What I read really scared me, I stopped using artificial facial products altogether and started using coconut oil mixed with frankincense essential oil. That’s it. It seemed safe enough to me. Frankincense had been used for centuries to treat all forms of skin ailments and coconut oil had recently been touted as the “cure-all, everything” oil. I felt great, my skin looked great. I was prepared to climb up a tree and start boycotting more things—toothpaste in favor of coconut oil, shampoo (ok, I haven’t tried the no-poo thing yet but I’m sure I will someday!). I realize I was being a little extreme here, but at the time it’s how I felt. Don’t worry, I have since researched products and found what I consider to be safe products for my family. I did enjoy the feeling of the oils on my skin though so I decided to continue making my own facial products.
I took some time to start researching oils and I became even more excited about the flexibility I’d have with ingredients I could put on my skin for different ailments. There are oils that can treat everything from aging skin to varicose veins and inflammation. There are oils that can moisturize, provide astringent properties, and balance uneven skin tone. I started buying oils, mixing them together and trying them on my face and neck.
Creating Facial Oils
Sometime after I started wearing my own oil mixture someone asked me about my complexion and when I told them what I had been doing they mentioned I should start a company. At first when I broached the subject with my friends they got excited about it for me. And for themselves— because what inevitably happened was they started telling me about their ailments. I immediately started dreaming about how I could fix them! Things got a little crazy at this point and I started mixing formulas for every ailment that came across my path.
Focus and Aromatherapy
When you decide to start a company and consult and pay for a lawyer, things start to get real. First, you just spent a lot of money for someone to tell you where to sign (oh, and all the things you should be worried about). My coffee-charged, super excited, all-or-nothing self needed to focus. So I started to hone in on what people really needed for a few products, readying the formulas and using many of my friends and family as testers.
I started taking basic aromatherapy classes, clinical aromatherapy classes and learning everything I could about formulating and mixing oils. One of the interesting things I learned was that your sense of smell bypasses the cerebral cortex, the intellectual part of the brain, and goes directly to the limbic system – the part of the brain that perceives smells and processes memories and instincts. This is one of the reasons why I now know that my old perfume will always give me an emotional response. I have so many personal memories stored up for this scent, but I also know wearing it is not worth putting on “fragrance”.
Eyes Wide Open
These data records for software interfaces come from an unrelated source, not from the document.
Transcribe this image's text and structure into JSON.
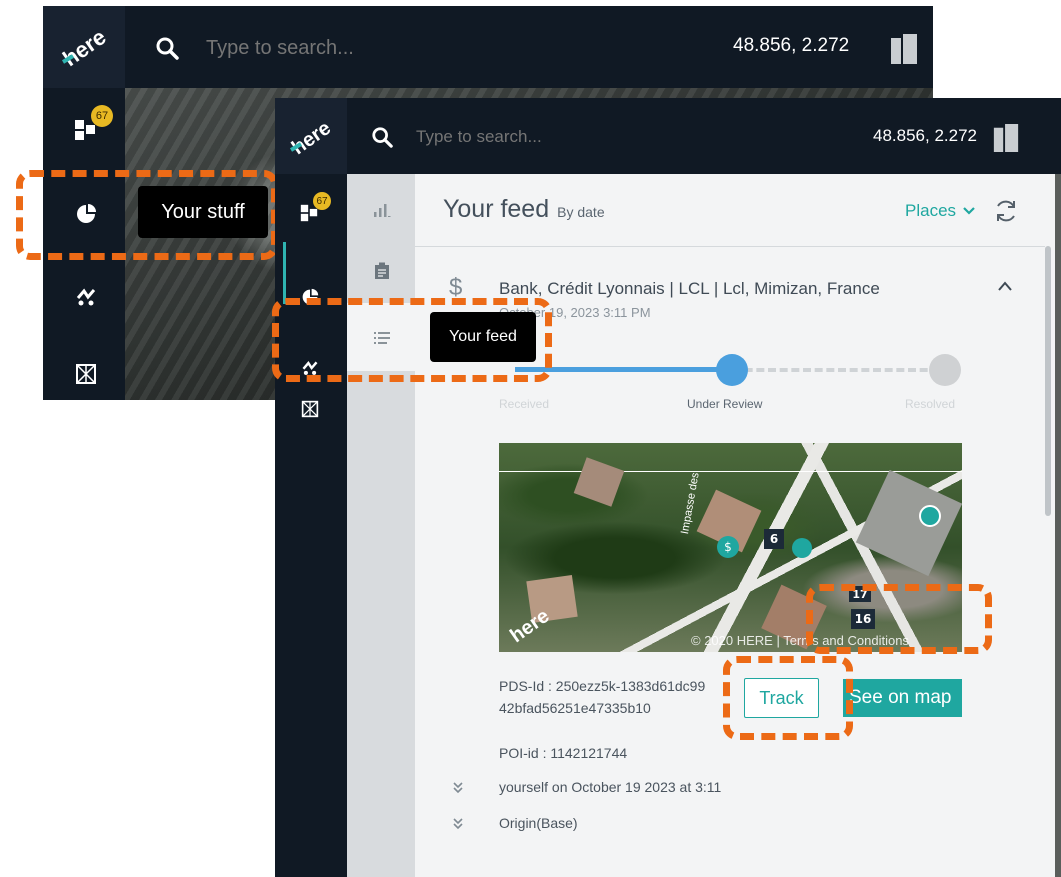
{
  "back_window": {
    "search_placeholder": "Type to search...",
    "coordinates": "48.856, 2.272",
    "badge_count": "67",
    "tooltip": "Your stuff",
    "icons": [
      "here-logo-icon",
      "search-icon",
      "layers-icon",
      "dashboard-icon",
      "pie-chart-icon",
      "traffic-icon",
      "map-grid-icon"
    ]
  },
  "front_window": {
    "search_placeholder": "Type to search...",
    "coordinates": "48.856, 2.272",
    "badge_count": "67",
    "tooltip": "Your feed",
    "sub_rail_icons": [
      "bar-chart-icon",
      "clipboard-icon",
      "list-icon"
    ],
    "panel": {
      "title": "Your feed",
      "subtitle": "By date",
      "filter_label": "Places",
      "feed_item": {
        "category_icon": "$",
        "title": "Bank, Crédit Lyonnais | LCL | Lcl, Mimizan, France",
        "date": "October 19, 2023 3:11 PM",
        "progress": {
          "steps": [
            "Received",
            "Under Review",
            "Resolved"
          ],
          "current_step": "Under Review"
        },
        "map": {
          "street_label": "Impasse des",
          "house_numbers": [
            "6",
            "17",
            "16"
          ],
          "copyright": "© 2020 HERE | Terms and Conditions",
          "logo": "here"
        },
        "pds_id_line1": "PDS-Id : 250ezz5k-1383d61dc99",
        "pds_id_line2": "42bfad56251e47335b10",
        "poi_id": "POI-id : 1142121744",
        "track_label": "Track",
        "see_on_map_label": "See on map",
        "history": [
          "yourself on October 19 2023 at 3:11",
          "Origin(Base)"
        ]
      }
    }
  },
  "colors": {
    "accent_teal": "#1fa7a0",
    "highlight_orange": "#ec6a16",
    "progress_blue": "#4a9fde",
    "badge_yellow": "#e8b923",
    "nav_dark": "#101924"
  }
}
I want to know what’s in the products I put on my own skin. I really want to know what’s in the products I put on my two little girls’ skin. What all this means is now that I’ve been making oil based products for awhile it just seems like common sense to me that if the skincare industry doesn’t want you to know what’s in their products, then you definitely don’t want to put it on your body. Let’s all join together and be sure we understand about what we put on our entire bodies — Conscious Cosmetics for all!